The effects of this monopoly are deci- to year, and from generation to genedediy boslile to the British cotton- ration, rich in the use of their customers' planter, for it increases the real cost of money, and living in great style on the his property, while it depresses the principle of never settling accounts. ralne of his produce. Of this, however, Were bankers in general called upon more will be said berearier: at present, to pay back to every one bis own), and the allusion is sufficient to confirm the balance with the world, is it not to be estimate of the value of such property. feared that not one in ten would prove It may be here remarked that clothing of solvent, nor one in four be able to pay every kind, as well as provisions, is ex len shillings in the pound? Ilow often ported froin this country.
has it happened, on the failure of a large It appears from a careful comparison banking-house, which has for years mainof these circumstances of the real value tamed in insolent splendiour the families of cotton estares, (iaking crery source of of five or six partners, that a tardy divi. expence into consideration), that the dend has been obtained of half-a-crown, average value of each acre of land or five shillings, in the pound! inay he stated at between 1401. and 1501. At the beginning of the French revo. sterling
lution, the bankers of France lost the Each acre (as proved by an average public confietence, and ruined thousands of ten years) produces about 200lbs. net of families, paying in general but trilling of cotton wool.
dividends; and the consequent exaspera(To be corc'uded in our next.) tion of the public mind, led to many of
the horrors of the revolution. The same To the Editor of the Monthly Magazine. effects would probably arise in England SIR,
on an invasion, or on any public event URING the current month, various that iniglit crcare general alarm.
It is my advice then, that the banking paper, commonly called Bankers, bave
system be placed under legislative restopt payment in town and country, and gulation; that bankers be compelled to ruined many honest people.
give security to public functionaries for As lovcier it is the prosesser olijcct amounts proportioned to the extent of of ibis description of traders to become their credits, and especially to their the depositories of other persons' spare issues of notes—a regulation adopted in cash, and as they seldom or never lend the United States.

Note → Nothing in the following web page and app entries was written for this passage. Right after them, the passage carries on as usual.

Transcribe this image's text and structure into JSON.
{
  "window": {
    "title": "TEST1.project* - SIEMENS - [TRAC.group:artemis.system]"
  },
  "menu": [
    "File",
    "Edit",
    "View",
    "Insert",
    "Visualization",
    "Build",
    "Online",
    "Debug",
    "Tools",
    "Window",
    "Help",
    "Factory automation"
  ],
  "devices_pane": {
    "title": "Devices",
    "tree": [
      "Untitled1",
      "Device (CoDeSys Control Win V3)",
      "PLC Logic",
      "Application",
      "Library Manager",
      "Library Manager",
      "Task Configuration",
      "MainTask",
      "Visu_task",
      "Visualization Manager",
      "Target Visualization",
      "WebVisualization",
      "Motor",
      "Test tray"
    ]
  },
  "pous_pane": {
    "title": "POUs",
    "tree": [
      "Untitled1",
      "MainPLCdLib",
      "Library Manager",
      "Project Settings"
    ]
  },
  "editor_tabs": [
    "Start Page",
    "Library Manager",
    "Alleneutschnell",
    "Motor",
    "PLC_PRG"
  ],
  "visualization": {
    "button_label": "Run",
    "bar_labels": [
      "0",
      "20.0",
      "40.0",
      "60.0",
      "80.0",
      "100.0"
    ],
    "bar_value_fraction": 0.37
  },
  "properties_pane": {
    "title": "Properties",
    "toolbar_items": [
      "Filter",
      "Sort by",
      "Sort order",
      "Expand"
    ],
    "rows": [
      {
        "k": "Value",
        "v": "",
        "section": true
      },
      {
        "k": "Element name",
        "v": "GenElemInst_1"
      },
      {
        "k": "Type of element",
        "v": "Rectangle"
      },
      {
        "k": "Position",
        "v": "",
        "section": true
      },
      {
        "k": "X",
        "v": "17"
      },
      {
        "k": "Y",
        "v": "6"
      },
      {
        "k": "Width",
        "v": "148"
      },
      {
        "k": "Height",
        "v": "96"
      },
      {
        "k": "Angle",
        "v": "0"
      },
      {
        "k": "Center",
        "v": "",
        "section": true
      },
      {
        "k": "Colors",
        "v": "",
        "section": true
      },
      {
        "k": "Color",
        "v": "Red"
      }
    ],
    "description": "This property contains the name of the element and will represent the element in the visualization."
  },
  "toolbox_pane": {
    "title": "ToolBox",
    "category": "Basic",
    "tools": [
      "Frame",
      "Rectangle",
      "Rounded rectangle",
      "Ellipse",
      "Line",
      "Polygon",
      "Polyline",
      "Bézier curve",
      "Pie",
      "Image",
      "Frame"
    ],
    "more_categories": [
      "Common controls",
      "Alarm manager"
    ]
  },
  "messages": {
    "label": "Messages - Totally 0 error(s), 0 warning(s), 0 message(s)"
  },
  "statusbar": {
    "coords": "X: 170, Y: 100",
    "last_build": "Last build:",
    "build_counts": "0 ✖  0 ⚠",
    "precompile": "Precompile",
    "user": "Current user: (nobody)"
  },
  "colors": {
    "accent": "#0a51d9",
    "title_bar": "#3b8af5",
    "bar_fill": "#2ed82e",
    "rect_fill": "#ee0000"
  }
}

At present they are money for any useful or benevolent dangerous, because delusive, establishpurpose, it appears to me that no banker ments; they encourage and sustain mo. can honestly become a bankrupe; and nopolists and monopolies, and they play therefore, that when he dwes, he ought tricks with the circulating medium, to be rendered the object of some espe- which ought not itself to be an object of cial punishment.
traffic! Nen whose solc business is that of
COMMON SENSE. receiving other peoples' money, of which they are bound to be the gu...dians, do. To the Editor of the Monthly Magazine. not live in the same relation to society
SIR, as traders in merchandize. These latter TE bishop of Lincoln, in bis Ele
T'. are liable to bad debts, uusiiccessful ments of Theology, says, that speculations, fluctuations in markets, and “after a certain time, the whole race of even in money matters are suliject to men moved from their original habilathe tricks, mali uvres, and liberal tions in Armenia, and settled in the practices of bankers themselves. - Bank- plains of Shinar, near the Euplirates, in ers, however, who obtain the lise of Assyria or Chaldæa." The Scripture large sums without interest, are moraliy says, “ It came to pass, as they journeyed bound tu enter into no speculations from the east, that they found a plain in which place at hazard the money con the land of Shinar; and they dwelt fided tu them; and ought every night to there." If we consider the position of Compare their obligations with their re Armenia and of Shinar, we shall find sources, and be able, if needful, at a few that the journey here mentioned could hours notice, to restore to every man not have been from the direction of Arthar which has been confided to them. menia. 1. Armenia is a province of Yer so little is this the practice, that Asia, and consists of the modero Turbankers proceed in business froix year comania, and part of Persia. It is